Clue To Kalo's last album, Come Here When You Sleepwalk, sorta came out of nowhere the year that it was released and caught my ear as a great little piece of warm, electronic music that reminded me of spring and nostalgia. Mark Mitchell, the main fellow behind the group, wasn't afraid of singing and adding vocals to the mix, and the result was an organic and inviting effort that did some new things in a genre with slews of artists.
One Way, It's Every Way is the follow-up from Mitchell and it's a much bigger transformation than I would have expected. It's not quite along the same lines as the ultra-drastic change from Start Breaking My Heart to Up In Flames by Manitoba/Caribou, but it's a somewhat similar jump, not only does every song on One Way, It's Every Way contain vocals, but the variety of instrumentation and depth of the release is much expanded as well.
Supposedly constructed as a musical palindrome (something I don't quite hear), the album does indeed seem to document a time of turbulence and personal growth and change in Mitchell's life. There are narratives from different people, introspection, blame, and lots of other emotions dropped in alongside music that is surprisingly buoyant most of the time. "The Younger The Old" is a short track that opens the release with strummy guitar, wheezy organ, and whimsical programming while Mitchell adds his breathy vocals. "Seconds When It's Minutes" mixes guitar, mandolin, hand-percussion, and subtle electronic programming into a surprisingly spry track that shifts tempo several times and launches into sunny, glitched-out closing section that sounds like the Beach Boys remixed by Fennesz.
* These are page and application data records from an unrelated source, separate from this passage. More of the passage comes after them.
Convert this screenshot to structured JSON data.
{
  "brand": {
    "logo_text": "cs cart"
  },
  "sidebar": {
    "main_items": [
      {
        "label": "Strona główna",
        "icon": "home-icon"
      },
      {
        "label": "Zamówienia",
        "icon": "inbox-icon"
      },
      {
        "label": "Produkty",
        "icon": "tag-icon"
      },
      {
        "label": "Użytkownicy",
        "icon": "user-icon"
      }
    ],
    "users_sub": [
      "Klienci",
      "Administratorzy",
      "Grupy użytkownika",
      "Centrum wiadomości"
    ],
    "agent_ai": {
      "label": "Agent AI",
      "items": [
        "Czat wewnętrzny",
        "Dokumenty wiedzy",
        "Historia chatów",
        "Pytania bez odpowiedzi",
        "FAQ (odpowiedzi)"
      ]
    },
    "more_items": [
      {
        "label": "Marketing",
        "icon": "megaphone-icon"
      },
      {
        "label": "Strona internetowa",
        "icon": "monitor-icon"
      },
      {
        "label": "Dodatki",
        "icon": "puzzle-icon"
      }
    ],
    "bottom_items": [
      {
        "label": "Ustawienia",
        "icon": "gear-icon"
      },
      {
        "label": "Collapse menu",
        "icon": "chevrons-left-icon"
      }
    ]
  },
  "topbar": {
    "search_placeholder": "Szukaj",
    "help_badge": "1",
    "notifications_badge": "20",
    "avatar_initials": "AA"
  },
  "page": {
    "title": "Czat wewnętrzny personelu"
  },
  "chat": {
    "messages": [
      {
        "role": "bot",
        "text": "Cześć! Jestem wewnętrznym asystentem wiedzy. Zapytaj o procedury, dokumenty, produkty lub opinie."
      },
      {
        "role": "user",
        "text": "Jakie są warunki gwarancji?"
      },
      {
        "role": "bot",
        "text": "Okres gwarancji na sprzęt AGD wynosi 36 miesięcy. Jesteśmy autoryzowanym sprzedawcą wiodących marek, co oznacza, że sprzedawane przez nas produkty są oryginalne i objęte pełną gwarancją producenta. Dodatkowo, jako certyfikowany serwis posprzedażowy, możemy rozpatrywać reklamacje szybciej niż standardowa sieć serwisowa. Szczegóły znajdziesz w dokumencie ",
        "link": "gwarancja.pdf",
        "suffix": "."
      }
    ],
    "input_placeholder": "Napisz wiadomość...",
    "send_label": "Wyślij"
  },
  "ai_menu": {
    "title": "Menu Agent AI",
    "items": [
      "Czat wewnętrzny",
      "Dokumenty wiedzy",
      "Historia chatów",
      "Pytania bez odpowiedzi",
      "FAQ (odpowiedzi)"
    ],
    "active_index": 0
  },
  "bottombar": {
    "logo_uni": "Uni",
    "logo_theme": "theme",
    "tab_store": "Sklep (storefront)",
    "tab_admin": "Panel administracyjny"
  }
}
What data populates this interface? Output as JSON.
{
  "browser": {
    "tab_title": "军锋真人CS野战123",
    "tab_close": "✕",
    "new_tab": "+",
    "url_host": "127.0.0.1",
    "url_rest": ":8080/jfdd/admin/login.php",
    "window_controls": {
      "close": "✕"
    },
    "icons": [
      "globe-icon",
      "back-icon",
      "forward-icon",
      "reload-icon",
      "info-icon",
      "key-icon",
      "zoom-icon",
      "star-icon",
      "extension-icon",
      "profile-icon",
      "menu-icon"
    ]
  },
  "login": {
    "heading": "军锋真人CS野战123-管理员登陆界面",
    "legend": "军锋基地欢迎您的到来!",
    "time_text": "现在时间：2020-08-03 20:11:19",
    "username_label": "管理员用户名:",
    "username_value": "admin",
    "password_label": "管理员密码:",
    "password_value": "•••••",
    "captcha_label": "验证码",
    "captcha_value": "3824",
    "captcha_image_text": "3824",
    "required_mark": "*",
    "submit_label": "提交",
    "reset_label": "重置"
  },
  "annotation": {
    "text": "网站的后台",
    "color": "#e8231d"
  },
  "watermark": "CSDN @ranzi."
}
As mentioned above, the variety of instrumentation on One Way, It's Every Way is huge compared to the first release from the group. Mitchell is joined by a cast of friends who add saxophone, drums, accordion, guitars, flute, eastern instruments, strings, and more to the mix. With a deft hand, he combines all of the above with his soft vocals and a good bit of digital programming and processing. At almost seven minutes, "As Tommy Fixes Fights" is easily the longest track on the album, but it moves through about 4 different sections in that time and sounds like a stream of consciousness argument with oneself set to music.
There are lots of great evocative moments on the album, but perhaps the best is on "The Tense Changes." Even though it only runs barely over three minutes long, it morphs from a beginning swirling with backwards drones and glitch into a celebratory ending with strings, gorgeous vocals, and playful electronics. Because there's so much going on within the release, the forty-minute running length actually feels like a bit longer, but it's not a bad thing by any means. It's too bad this one is coming out just as fall arrives, because it's one of the better summer releases I've heard in awhile. If anything, it will hopefully help chase away a bit of the Seasonal Affective Disorder.